##### Source material

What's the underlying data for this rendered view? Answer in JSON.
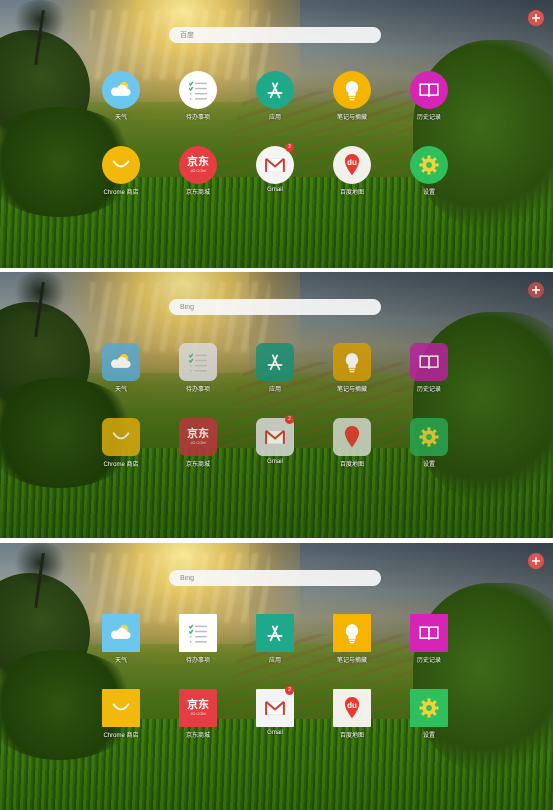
{
  "panels": [
    {
      "style": "round",
      "search": {
        "placeholder": "百度"
      },
      "tiles": [
        {
          "label": "天气",
          "icon": "weather-icon",
          "color": "#6cc7ee"
        },
        {
          "label": "待办事项",
          "icon": "todo-list-icon",
          "color": "#ffffff"
        },
        {
          "label": "应用",
          "icon": "app-store-icon",
          "color": "#1fa98a"
        },
        {
          "label": "笔记与摘藏",
          "icon": "lightbulb-icon",
          "color": "#f4b400"
        },
        {
          "label": "历史记录",
          "icon": "book-icon",
          "color": "#d625b6"
        },
        {
          "label": "Chrome 商店",
          "icon": "smile-bag-icon",
          "color": "#f2b90c"
        },
        {
          "label": "京东商城",
          "icon": "jd-logo-icon",
          "color": "#e53e42",
          "logo_text": "京东",
          "logo_sub": "JD.COM"
        },
        {
          "label": "Gmail",
          "icon": "gmail-icon",
          "color": "#f4f4f4",
          "badge": "2"
        },
        {
          "label": "百度地图",
          "icon": "baidu-map-pin-icon",
          "color": "#f2f0ea",
          "pin_text": "du"
        },
        {
          "label": "设置",
          "icon": "gear-icon",
          "color": "#2fbf5d"
        }
      ]
    },
    {
      "style": "rounded",
      "search": {
        "placeholder": "Bing"
      },
      "tiles": [
        {
          "label": "天气",
          "icon": "weather-icon",
          "color": "#5aa8cf"
        },
        {
          "label": "待办事项",
          "icon": "todo-list-icon",
          "color": "#d8d8d8"
        },
        {
          "label": "应用",
          "icon": "app-store-icon",
          "color": "#1a8f76"
        },
        {
          "label": "笔记与摘藏",
          "icon": "lightbulb-icon",
          "color": "#d39b07"
        },
        {
          "label": "历史记录",
          "icon": "book-icon",
          "color": "#b7239d"
        },
        {
          "label": "Chrome 商店",
          "icon": "smile-bag-icon",
          "color": "#d8a90e"
        },
        {
          "label": "京东商城",
          "icon": "jd-logo-icon",
          "color": "#b8383d",
          "logo_text": "京东",
          "logo_sub": "JD.COM"
        },
        {
          "label": "Gmail",
          "icon": "gmail-icon",
          "color": "#d8d8d8",
          "badge": "2"
        },
        {
          "label": "百度地图",
          "icon": "baidu-map-pin-icon",
          "color": "#cfd6c8",
          "pin_text": ""
        },
        {
          "label": "设置",
          "icon": "gear-icon",
          "color": "#29a551"
        }
      ]
    },
    {
      "style": "flat",
      "search": {
        "placeholder": "Bing"
      },
      "tiles": [
        {
          "label": "天气",
          "icon": "weather-icon",
          "color": "#6cc7ee"
        },
        {
          "label": "待办事项",
          "icon": "todo-list-icon",
          "color": "#ffffff"
        },
        {
          "label": "应用",
          "icon": "app-store-icon",
          "color": "#1fa98a"
        },
        {
          "label": "笔记与摘藏",
          "icon": "lightbulb-icon",
          "color": "#f4b400"
        },
        {
          "label": "历史记录",
          "icon": "book-icon",
          "color": "#d625b6"
        },
        {
          "label": "Chrome 商店",
          "icon": "smile-bag-icon",
          "color": "#f2b90c"
        },
        {
          "label": "京东商城",
          "icon": "jd-logo-icon",
          "color": "#e53e42",
          "logo_text": "京东",
          "logo_sub": "JD.COM"
        },
        {
          "label": "Gmail",
          "icon": "gmail-icon",
          "color": "#f4f4f4",
          "badge": "2"
        },
        {
          "label": "百度地图",
          "icon": "baidu-map-pin-icon",
          "color": "#f2f0ea",
          "pin_text": "du"
        },
        {
          "label": "设置",
          "icon": "gear-icon",
          "color": "#2fbf5d"
        }
      ]
    }
  ],
  "add_button": {
    "icon": "plus-icon",
    "color": "#d9534f"
  }
}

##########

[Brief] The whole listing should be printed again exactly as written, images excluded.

[Result]
What's the underlying data for this rendered view? Answer in JSON.
{
  "panels": [
    {
      "style": "round",
      "search": {
        "placeholder": "百度"
      },
      "tiles": [
        {
          "label": "天气",
          "icon": "weather-icon",
          "color": "#6cc7ee"
        },
        {
          "label": "待办事项",
          "icon": "todo-list-icon",
          "color": "#ffffff"
        },
        {
          "label": "应用",
          "icon": "app-store-icon",
          "color": "#1fa98a"
        },
        {
          "label": "笔记与摘藏",
          "icon": "lightbulb-icon",
          "color": "#f4b400"
        },
        {
          "label": "历史记录",
          "icon": "book-icon",
          "color": "#d625b6"
        },
        {
          "label": "Chrome 商店",
          "icon": "smile-bag-icon",
          "color": "#f2b90c"
        },
        {
          "label": "京东商城",
          "icon": "jd-logo-icon",
          "color": "#e53e42",
          "logo_text": "京东",
          "logo_sub": "JD.COM"
        },
        {
          "label": "Gmail",
          "icon": "gmail-icon",
          "color": "#f4f4f4",
          "badge": "2"
        },
        {
          "label": "百度地图",
          "icon": "baidu-map-pin-icon",
          "color": "#f2f0ea",
          "pin_text": "du"
        },
        {
          "label": "设置",
          "icon": "gear-icon",
          "color": "#2fbf5d"
        }
      ]
    },
    {
      "style": "rounded",
      "search": {
        "placeholder": "Bing"
      },
      "tiles": [
        {
          "label": "天气",
          "icon": "weather-icon",
          "color": "#5aa8cf"
        },
        {
          "label": "待办事项",
          "icon": "todo-list-icon",
          "color": "#d8d8d8"
        },
        {
          "label": "应用",
          "icon": "app-store-icon",
          "color": "#1a8f76"
        },
        {
          "label": "笔记与摘藏",
          "icon": "lightbulb-icon",
          "color": "#d39b07"
        },
        {
          "label": "历史记录",
          "icon": "book-icon",
          "color": "#b7239d"
        },
        {
          "label": "Chrome 商店",
          "icon": "smile-bag-icon",
          "color": "#d8a90e"
        },
        {
          "label": "京东商城",
          "icon": "jd-logo-icon",
          "color": "#b8383d",
          "logo_text": "京东",
          "logo_sub": "JD.COM"
        },
        {
          "label": "Gmail",
          "icon": "gmail-icon",
          "color": "#d8d8d8",
          "badge": "2"
        },
        {
          "label": "百度地图",
          "icon": "baidu-map-pin-icon",
          "color": "#cfd6c8",
          "pin_text": ""
        },
        {
          "label": "设置",
          "icon": "gear-icon",
          "color": "#29a551"
        }
      ]
    },
    {
      "style": "flat",
      "search": {
        "placeholder": "Bing"
      },
      "tiles": [
        {
          "label": "天气",
          "icon": "weather-icon",
          "color": "#6cc7ee"
        },
        {
          "label": "待办事项",
          "icon": "todo-list-icon",
          "color": "#ffffff"
        },
        {
          "label": "应用",
          "icon": "app-store-icon",
          "color": "#1fa98a"
        },
        {
          "label": "笔记与摘藏",
          "icon": "lightbulb-icon",
          "color": "#f4b400"
        },
        {
          "label": "历史记录",
          "icon": "book-icon",
          "color": "#d625b6"
        },
        {
          "label": "Chrome 商店",
          "icon": "smile-bag-icon",
          "color": "#f2b90c"
        },
        {
          "label": "京东商城",
          "icon": "jd-logo-icon",
          "color": "#e53e42",
          "logo_text": "京东",
          "logo_sub": "JD.COM"
        },
        {
          "label": "Gmail",
          "icon": "gmail-icon",
          "color": "#f4f4f4",
          "badge": "2"
        },
        {
          "label": "百度地图",
          "icon": "baidu-map-pin-icon",
          "color": "#f2f0ea",
          "pin_text": "du"
        },
        {
          "label": "设置",
          "icon": "gear-icon",
          "color": "#2fbf5d"
        }
      ]
    }
  ],
  "add_button": {
    "icon": "plus-icon",
    "color": "#d9534f"
  }
}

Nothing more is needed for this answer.